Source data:
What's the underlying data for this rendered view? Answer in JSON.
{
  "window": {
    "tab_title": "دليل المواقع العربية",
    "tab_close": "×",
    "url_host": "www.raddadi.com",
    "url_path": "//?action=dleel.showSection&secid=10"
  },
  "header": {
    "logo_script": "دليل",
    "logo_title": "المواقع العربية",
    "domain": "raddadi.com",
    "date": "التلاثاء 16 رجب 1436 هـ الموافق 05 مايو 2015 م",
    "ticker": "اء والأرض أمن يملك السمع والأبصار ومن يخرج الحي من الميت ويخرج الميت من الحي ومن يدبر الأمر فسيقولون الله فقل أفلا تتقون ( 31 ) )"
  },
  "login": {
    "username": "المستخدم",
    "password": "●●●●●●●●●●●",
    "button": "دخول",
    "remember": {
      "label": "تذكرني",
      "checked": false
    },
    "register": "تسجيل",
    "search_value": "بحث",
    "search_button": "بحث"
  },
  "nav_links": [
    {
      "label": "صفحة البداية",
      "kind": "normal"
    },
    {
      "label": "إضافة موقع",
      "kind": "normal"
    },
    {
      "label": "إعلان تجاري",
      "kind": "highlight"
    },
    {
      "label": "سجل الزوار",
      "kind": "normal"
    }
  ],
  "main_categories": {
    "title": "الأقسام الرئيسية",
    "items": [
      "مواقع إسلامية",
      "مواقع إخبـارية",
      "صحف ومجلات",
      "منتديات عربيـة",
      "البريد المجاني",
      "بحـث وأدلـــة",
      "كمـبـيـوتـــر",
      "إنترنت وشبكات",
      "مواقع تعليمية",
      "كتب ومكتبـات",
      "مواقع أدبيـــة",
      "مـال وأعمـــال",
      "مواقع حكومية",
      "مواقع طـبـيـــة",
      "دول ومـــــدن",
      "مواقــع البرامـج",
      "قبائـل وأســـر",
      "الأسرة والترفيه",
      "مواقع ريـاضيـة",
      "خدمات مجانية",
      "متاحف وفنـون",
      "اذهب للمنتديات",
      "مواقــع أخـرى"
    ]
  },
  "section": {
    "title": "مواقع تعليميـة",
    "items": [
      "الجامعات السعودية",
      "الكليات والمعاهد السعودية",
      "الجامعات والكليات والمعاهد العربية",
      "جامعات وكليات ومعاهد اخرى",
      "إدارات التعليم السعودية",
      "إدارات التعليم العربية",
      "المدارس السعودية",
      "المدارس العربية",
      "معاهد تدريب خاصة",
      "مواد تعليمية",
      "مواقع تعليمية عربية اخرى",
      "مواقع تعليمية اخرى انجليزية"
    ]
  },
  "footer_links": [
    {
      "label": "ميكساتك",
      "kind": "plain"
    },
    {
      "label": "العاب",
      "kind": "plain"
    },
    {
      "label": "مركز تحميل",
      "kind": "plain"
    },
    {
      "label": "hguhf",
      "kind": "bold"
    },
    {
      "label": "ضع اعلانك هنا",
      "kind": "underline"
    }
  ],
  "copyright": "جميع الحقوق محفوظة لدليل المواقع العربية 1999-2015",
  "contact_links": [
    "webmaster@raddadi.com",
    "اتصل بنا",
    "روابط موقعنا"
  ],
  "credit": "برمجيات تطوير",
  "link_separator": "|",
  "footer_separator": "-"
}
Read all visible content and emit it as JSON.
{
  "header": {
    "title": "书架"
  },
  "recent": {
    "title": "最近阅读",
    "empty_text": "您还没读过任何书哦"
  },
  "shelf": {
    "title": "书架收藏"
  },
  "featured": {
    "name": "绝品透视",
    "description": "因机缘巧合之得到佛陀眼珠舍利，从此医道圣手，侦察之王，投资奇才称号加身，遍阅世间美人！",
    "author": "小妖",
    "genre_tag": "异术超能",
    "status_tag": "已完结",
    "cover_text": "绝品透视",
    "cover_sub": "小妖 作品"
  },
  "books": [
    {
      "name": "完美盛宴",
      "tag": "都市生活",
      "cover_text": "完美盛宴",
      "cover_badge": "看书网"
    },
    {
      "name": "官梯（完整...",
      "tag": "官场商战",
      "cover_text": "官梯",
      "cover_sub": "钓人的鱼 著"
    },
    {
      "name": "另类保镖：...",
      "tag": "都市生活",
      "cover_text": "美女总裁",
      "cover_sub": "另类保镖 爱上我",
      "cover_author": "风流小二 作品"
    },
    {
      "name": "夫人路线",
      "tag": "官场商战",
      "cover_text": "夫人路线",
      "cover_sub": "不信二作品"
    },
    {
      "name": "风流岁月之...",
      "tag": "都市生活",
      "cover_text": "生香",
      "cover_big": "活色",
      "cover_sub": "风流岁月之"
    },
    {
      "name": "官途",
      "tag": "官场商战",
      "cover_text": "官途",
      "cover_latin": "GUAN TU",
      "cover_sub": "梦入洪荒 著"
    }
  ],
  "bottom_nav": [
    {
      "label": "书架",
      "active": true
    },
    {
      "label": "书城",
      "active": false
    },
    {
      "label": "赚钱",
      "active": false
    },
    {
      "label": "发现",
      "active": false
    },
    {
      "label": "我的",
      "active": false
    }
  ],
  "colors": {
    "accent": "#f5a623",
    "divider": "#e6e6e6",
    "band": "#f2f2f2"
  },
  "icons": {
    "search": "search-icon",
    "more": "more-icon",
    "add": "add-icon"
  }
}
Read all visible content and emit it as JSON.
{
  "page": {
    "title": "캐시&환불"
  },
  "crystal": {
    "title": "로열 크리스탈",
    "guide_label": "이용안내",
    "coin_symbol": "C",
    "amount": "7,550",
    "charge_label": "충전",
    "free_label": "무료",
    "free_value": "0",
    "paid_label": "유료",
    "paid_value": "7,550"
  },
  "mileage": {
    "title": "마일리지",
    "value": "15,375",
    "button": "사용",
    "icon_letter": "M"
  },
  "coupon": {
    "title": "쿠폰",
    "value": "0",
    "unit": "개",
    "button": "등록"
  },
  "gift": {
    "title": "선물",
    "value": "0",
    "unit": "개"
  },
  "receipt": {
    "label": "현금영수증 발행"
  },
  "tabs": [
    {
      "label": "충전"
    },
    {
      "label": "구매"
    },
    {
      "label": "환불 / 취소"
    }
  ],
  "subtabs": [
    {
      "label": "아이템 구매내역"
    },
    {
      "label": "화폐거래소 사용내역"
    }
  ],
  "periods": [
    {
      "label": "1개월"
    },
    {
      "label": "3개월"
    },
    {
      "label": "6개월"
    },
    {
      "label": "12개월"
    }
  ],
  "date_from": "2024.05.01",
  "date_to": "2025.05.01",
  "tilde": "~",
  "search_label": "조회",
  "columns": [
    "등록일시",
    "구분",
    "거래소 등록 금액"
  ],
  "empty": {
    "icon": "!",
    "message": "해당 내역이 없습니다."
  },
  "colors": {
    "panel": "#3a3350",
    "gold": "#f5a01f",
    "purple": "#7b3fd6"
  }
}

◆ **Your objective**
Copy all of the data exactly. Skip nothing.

◆ **Worked solution**
What's the underlying data for this rendered view? Answer in JSON.
{
  "window": {
    "tab_title": "دليل المواقع العربية",
    "tab_close": "×",
    "url_host": "www.raddadi.com",
    "url_path": "//?action=dleel.showSection&secid=10"
  },
  "header": {
    "logo_script": "دليل",
    "logo_title": "المواقع العربية",
    "domain": "raddadi.com",
    "date": "التلاثاء 16 رجب 1436 هـ الموافق 05 مايو 2015 م",
    "ticker": "اء والأرض أمن يملك السمع والأبصار ومن يخرج الحي من الميت ويخرج الميت من الحي ومن يدبر الأمر فسيقولون الله فقل أفلا تتقون ( 31 ) )"
  },
  "login": {
    "username": "المستخدم",
    "password": "●●●●●●●●●●●",
    "button": "دخول",
    "remember": {
      "label": "تذكرني",
      "checked": false
    },
    "register": "تسجيل",
    "search_value": "بحث",
    "search_button": "بحث"
  },
  "nav_links": [
    {
      "label": "صفحة البداية",
      "kind": "normal"
    },
    {
      "label": "إضافة موقع",
      "kind": "normal"
    },
    {
      "label": "إعلان تجاري",
      "kind": "highlight"
    },
    {
      "label": "سجل الزوار",
      "kind": "normal"
    }
  ],
  "main_categories": {
    "title": "الأقسام الرئيسية",
    "items": [
      "مواقع إسلامية",
      "مواقع إخبـارية",
      "صحف ومجلات",
      "منتديات عربيـة",
      "البريد المجاني",
      "بحـث وأدلـــة",
      "كمـبـيـوتـــر",
      "إنترنت وشبكات",
      "مواقع تعليمية",
      "كتب ومكتبـات",
      "مواقع أدبيـــة",
      "مـال وأعمـــال",
      "مواقع حكومية",
      "مواقع طـبـيـــة",
      "دول ومـــــدن",
      "مواقــع البرامـج",
      "قبائـل وأســـر",
      "الأسرة والترفيه",
      "مواقع ريـاضيـة",
      "خدمات مجانية",
      "متاحف وفنـون",
      "اذهب للمنتديات",
      "مواقــع أخـرى"
    ]
  },
  "section": {
    "title": "مواقع تعليميـة",
    "items": [
      "الجامعات السعودية",
      "الكليات والمعاهد السعودية",
      "الجامعات والكليات والمعاهد العربية",
      "جامعات وكليات ومعاهد اخرى",
      "إدارات التعليم السعودية",
      "إدارات التعليم العربية",
      "المدارس السعودية",
      "المدارس العربية",
      "معاهد تدريب خاصة",
      "مواد تعليمية",
      "مواقع تعليمية عربية اخرى",
      "مواقع تعليمية اخرى انجليزية"
    ]
  },
  "footer_links": [
    {
      "label": "ميكساتك",
      "kind": "plain"
    },
    {
      "label": "العاب",
      "kind": "plain"
    },
    {
      "label": "مركز تحميل",
      "kind": "plain"
    },
    {
      "label": "hguhf",
      "kind": "bold"
    },
    {
      "label": "ضع اعلانك هنا",
      "kind": "underline"
    }
  ],
  "copyright": "جميع الحقوق محفوظة لدليل المواقع العربية 1999-2015",
  "contact_links": [
    "webmaster@raddadi.com",
    "اتصل بنا",
    "روابط موقعنا"
  ],
  "credit": "برمجيات تطوير",
  "link_separator": "|",
  "footer_separator": "-"
}
Read all visible content and emit it as JSON.
{
  "header": {
    "title": "书架"
  },
  "recent": {
    "title": "最近阅读",
    "empty_text": "您还没读过任何书哦"
  },
  "shelf": {
    "title": "书架收藏"
  },
  "featured": {
    "name": "绝品透视",
    "description": "因机缘巧合之得到佛陀眼珠舍利，从此医道圣手，侦察之王，投资奇才称号加身，遍阅世间美人！",
    "author": "小妖",
    "genre_tag": "异术超能",
    "status_tag": "已完结",
    "cover_text": "绝品透视",
    "cover_sub": "小妖 作品"
  },
  "books": [
    {
      "name": "完美盛宴",
      "tag": "都市生活",
      "cover_text": "完美盛宴",
      "cover_badge": "看书网"
    },
    {
      "name": "官梯（完整...",
      "tag": "官场商战",
      "cover_text": "官梯",
      "cover_sub": "钓人的鱼 著"
    },
    {
      "name": "另类保镖：...",
      "tag": "都市生活",
      "cover_text": "美女总裁",
      "cover_sub": "另类保镖 爱上我",
      "cover_author": "风流小二 作品"
    },
    {
      "name": "夫人路线",
      "tag": "官场商战",
      "cover_text": "夫人路线",
      "cover_sub": "不信二作品"
    },
    {
      "name": "风流岁月之...",
      "tag": "都市生活",
      "cover_text": "生香",
      "cover_big": "活色",
      "cover_sub": "风流岁月之"
    },
    {
      "name": "官途",
      "tag": "官场商战",
      "cover_text": "官途",
      "cover_latin": "GUAN TU",
      "cover_sub": "梦入洪荒 著"
    }
  ],
  "bottom_nav": [
    {
      "label": "书架",
      "active": true
    },
    {
      "label": "书城",
      "active": false
    },
    {
      "label": "赚钱",
      "active": false
    },
    {
      "label": "发现",
      "active": false
    },
    {
      "label": "我的",
      "active": false
    }
  ],
  "colors": {
    "accent": "#f5a623",
    "divider": "#e6e6e6",
    "band": "#f2f2f2"
  },
  "icons": {
    "search": "search-icon",
    "more": "more-icon",
    "add": "add-icon"
  }
}
Read all visible content and emit it as JSON.
{
  "page": {
    "title": "캐시&환불"
  },
  "crystal": {
    "title": "로열 크리스탈",
    "guide_label": "이용안내",
    "coin_symbol": "C",
    "amount": "7,550",
    "charge_label": "충전",
    "free_label": "무료",
    "free_value": "0",
    "paid_label": "유료",
    "paid_value": "7,550"
  },
  "mileage": {
    "title": "마일리지",
    "value": "15,375",
    "button": "사용",
    "icon_letter": "M"
  },
  "coupon": {
    "title": "쿠폰",
    "value": "0",
    "unit": "개",
    "button": "등록"
  },
  "gift": {
    "title": "선물",
    "value": "0",
    "unit": "개"
  },
  "receipt": {
    "label": "현금영수증 발행"
  },
  "tabs": [
    {
      "label": "충전"
    },
    {
      "label": "구매"
    },
    {
      "label": "환불 / 취소"
    }
  ],
  "subtabs": [
    {
      "label": "아이템 구매내역"
    },
    {
      "label": "화폐거래소 사용내역"
    }
  ],
  "periods": [
    {
      "label": "1개월"
    },
    {
      "label": "3개월"
    },
    {
      "label": "6개월"
    },
    {
      "label": "12개월"
    }
  ],
  "date_from": "2024.05.01",
  "date_to": "2025.05.01",
  "tilde": "~",
  "search_label": "조회",
  "columns": [
    "등록일시",
    "구분",
    "거래소 등록 금액"
  ],
  "empty": {
    "icon": "!",
    "message": "해당 내역이 없습니다."
  },
  "colors": {
    "panel": "#3a3350",
    "gold": "#f5a01f",
    "purple": "#7b3fd6"
  }
}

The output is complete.